Try it
Look for the string "Escoja" in the listing below, then copy every line that has it.

┄┄┄┄┄┄┄┄┄┄

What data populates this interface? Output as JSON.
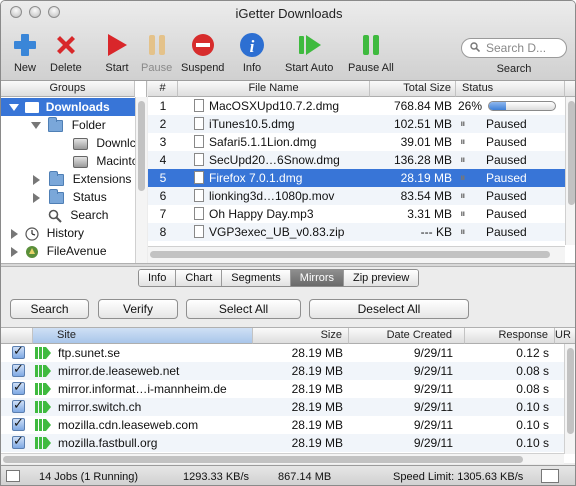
{
  "window": {
    "title": "iGetter Downloads"
  },
  "toolbar": {
    "new": "New",
    "delete": "Delete",
    "start": "Start",
    "pause": "Pause",
    "suspend": "Suspend",
    "info": "Info",
    "start_auto": "Start Auto",
    "pause_all": "Pause All",
    "search_placeholder": "Search D...",
    "search_label": "Search"
  },
  "sidebar": {
    "header": "Groups",
    "items": [
      {
        "label": "Downloads"
      },
      {
        "label": "Folder"
      },
      {
        "label": "Downlc"
      },
      {
        "label": "Macintc"
      },
      {
        "label": "Extensions"
      },
      {
        "label": "Status"
      },
      {
        "label": "Search"
      },
      {
        "label": "History"
      },
      {
        "label": "FileAvenue"
      }
    ]
  },
  "downloads": {
    "columns": {
      "num": "#",
      "filename": "File Name",
      "size": "Total Size",
      "status": "Status"
    },
    "rows": [
      {
        "num": "1",
        "name": "MacOSXUpd10.7.2.dmg",
        "size": "768.84 MB",
        "status": "26%",
        "progress": 0.26
      },
      {
        "num": "2",
        "name": "iTunes10.5.dmg",
        "size": "102.51 MB",
        "status": "Paused"
      },
      {
        "num": "3",
        "name": "Safari5.1.1Lion.dmg",
        "size": "39.01 MB",
        "status": "Paused"
      },
      {
        "num": "4",
        "name": "SecUpd20…6Snow.dmg",
        "size": "136.28 MB",
        "status": "Paused"
      },
      {
        "num": "5",
        "name": "Firefox 7.0.1.dmg",
        "size": "28.19 MB",
        "status": "Paused"
      },
      {
        "num": "6",
        "name": "lionking3d…1080p.mov",
        "size": "83.54 MB",
        "status": "Paused"
      },
      {
        "num": "7",
        "name": "Oh Happy Day.mp3",
        "size": "3.31 MB",
        "status": "Paused"
      },
      {
        "num": "8",
        "name": "VGP3exec_UB_v0.83.zip",
        "size": "--- KB",
        "status": "Paused"
      }
    ],
    "pause_glyph": "⏸"
  },
  "tabs": [
    "Info",
    "Chart",
    "Segments",
    "Mirrors",
    "Zip preview"
  ],
  "actions": {
    "search": "Search",
    "verify": "Verify",
    "select_all": "Select All",
    "deselect_all": "Deselect All"
  },
  "mirrors": {
    "columns": {
      "site": "Site",
      "size": "Size",
      "date": "Date Created",
      "response": "Response",
      "ur": "UR"
    },
    "rows": [
      {
        "site": "ftp.sunet.se",
        "size": "28.19 MB",
        "date": "9/29/11",
        "response": "0.12 s"
      },
      {
        "site": "mirror.de.leaseweb.net",
        "size": "28.19 MB",
        "date": "9/29/11",
        "response": "0.08 s"
      },
      {
        "site": "mirror.informat…i-mannheim.de",
        "size": "28.19 MB",
        "date": "9/29/11",
        "response": "0.08 s"
      },
      {
        "site": "mirror.switch.ch",
        "size": "28.19 MB",
        "date": "9/29/11",
        "response": "0.10 s"
      },
      {
        "site": "mozilla.cdn.leaseweb.com",
        "size": "28.19 MB",
        "date": "9/29/11",
        "response": "0.10 s"
      },
      {
        "site": "mozilla.fastbull.org",
        "size": "28.19 MB",
        "date": "9/29/11",
        "response": "0.10 s"
      }
    ]
  },
  "status": {
    "jobs": "14 Jobs (1 Running)",
    "speed": "1293.33 KB/s",
    "transferred": "867.14 MB",
    "speed_limit": "Speed Limit: 1305.63 KB/s"
  }
}
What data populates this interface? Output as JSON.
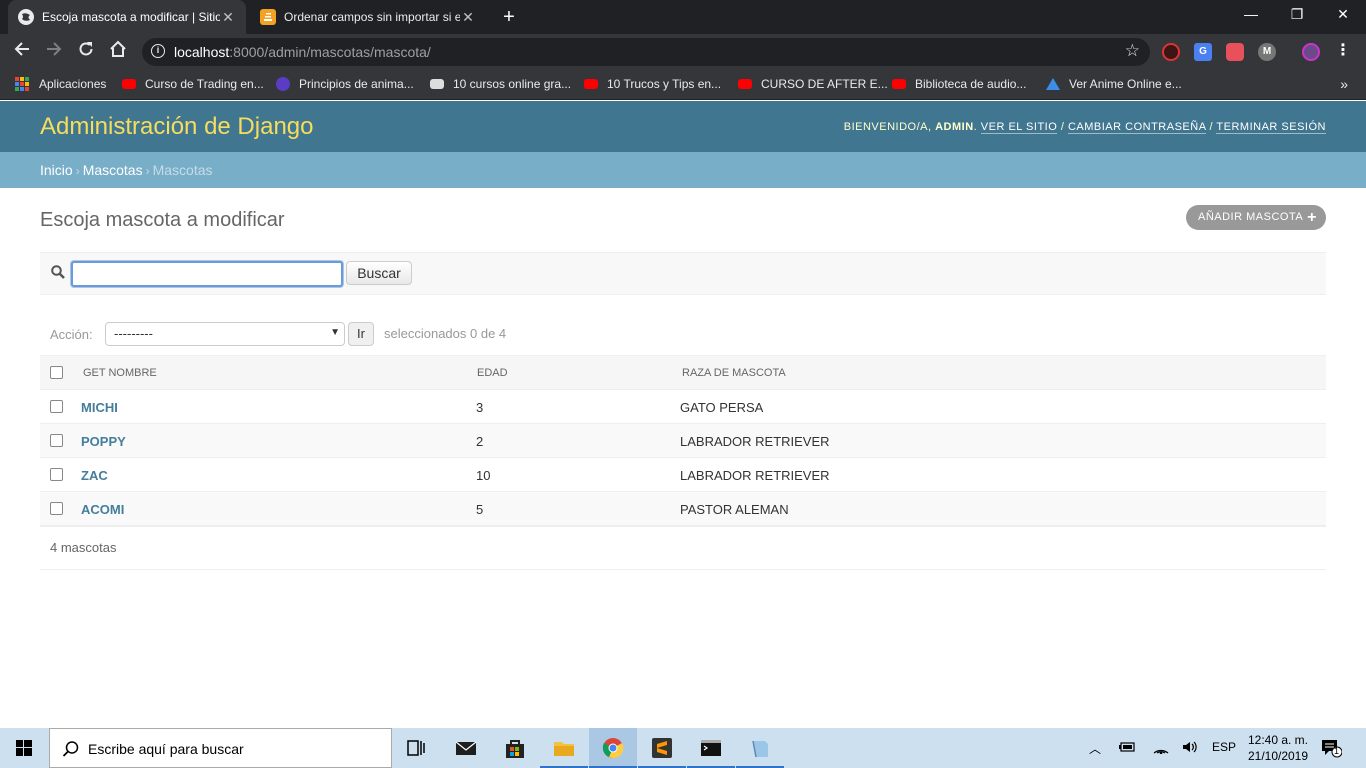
{
  "browser": {
    "tabs": [
      {
        "title": "Escoja mascota a modificar | Sitio",
        "close": "✕"
      },
      {
        "title": "Ordenar campos sin importar si e",
        "close": "✕"
      }
    ],
    "new_tab": "+",
    "url_host": "localhost",
    "url_path": ":8000/admin/mascotas/mascota/",
    "window_controls": {
      "minimize": "—",
      "restore": "❐",
      "close": "✕"
    }
  },
  "bookmarks": [
    {
      "label": "Aplicaciones",
      "icon": "apps-icon"
    },
    {
      "label": "Curso de Trading en...",
      "icon": "youtube-icon",
      "color": "#ff0000"
    },
    {
      "label": "Principios de anima...",
      "icon": "site-icon",
      "color": "#5b3cc4"
    },
    {
      "label": "10 cursos online gra...",
      "icon": "chat-icon",
      "color": "#dddddd"
    },
    {
      "label": "10 Trucos y Tips en...",
      "icon": "youtube-icon",
      "color": "#ff0000"
    },
    {
      "label": "CURSO DE AFTER E...",
      "icon": "youtube-icon",
      "color": "#ff0000"
    },
    {
      "label": "Biblioteca de audio...",
      "icon": "youtube-icon",
      "color": "#ff0000"
    },
    {
      "label": "Ver Anime Online e...",
      "icon": "anime-icon",
      "color": "#3a8ee6"
    }
  ],
  "bookmarks_more": "»",
  "django": {
    "branding": "Administración de Django",
    "welcome": "Bienvenido/a,",
    "user": "admin",
    "links": {
      "view_site": "Ver el sitio",
      "change_password": "Cambiar contraseña",
      "logout": "Terminar sesión"
    },
    "breadcrumbs": {
      "home": "Inicio",
      "app": "Mascotas",
      "current": "Mascotas"
    },
    "page_title": "Escoja mascota a modificar",
    "add_button": "Añadir mascota",
    "search_button": "Buscar",
    "search_value": "",
    "action_label": "Acción:",
    "action_selected": "---------",
    "action_go": "Ir",
    "action_counter": "seleccionados 0 de 4",
    "columns": [
      "Get nombre",
      "Edad",
      "Raza de mascota"
    ],
    "rows": [
      {
        "name": "MICHI",
        "age": "3",
        "breed": "GATO PERSA"
      },
      {
        "name": "POPPY",
        "age": "2",
        "breed": "LABRADOR RETRIEVER"
      },
      {
        "name": "ZAC",
        "age": "10",
        "breed": "LABRADOR RETRIEVER"
      },
      {
        "name": "ACOMI",
        "age": "5",
        "breed": "PASTOR ALEMAN"
      }
    ],
    "paginator": "4 mascotas"
  },
  "taskbar": {
    "search_placeholder": "Escribe aquí para buscar",
    "language": "ESP",
    "time": "12:40 a. m.",
    "date": "21/10/2019",
    "notifications": "1"
  }
}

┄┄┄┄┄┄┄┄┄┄

Task solution
        "title": "Escoja mascota a modificar | Sitio",
    "page_title": "Escoja mascota a modificar",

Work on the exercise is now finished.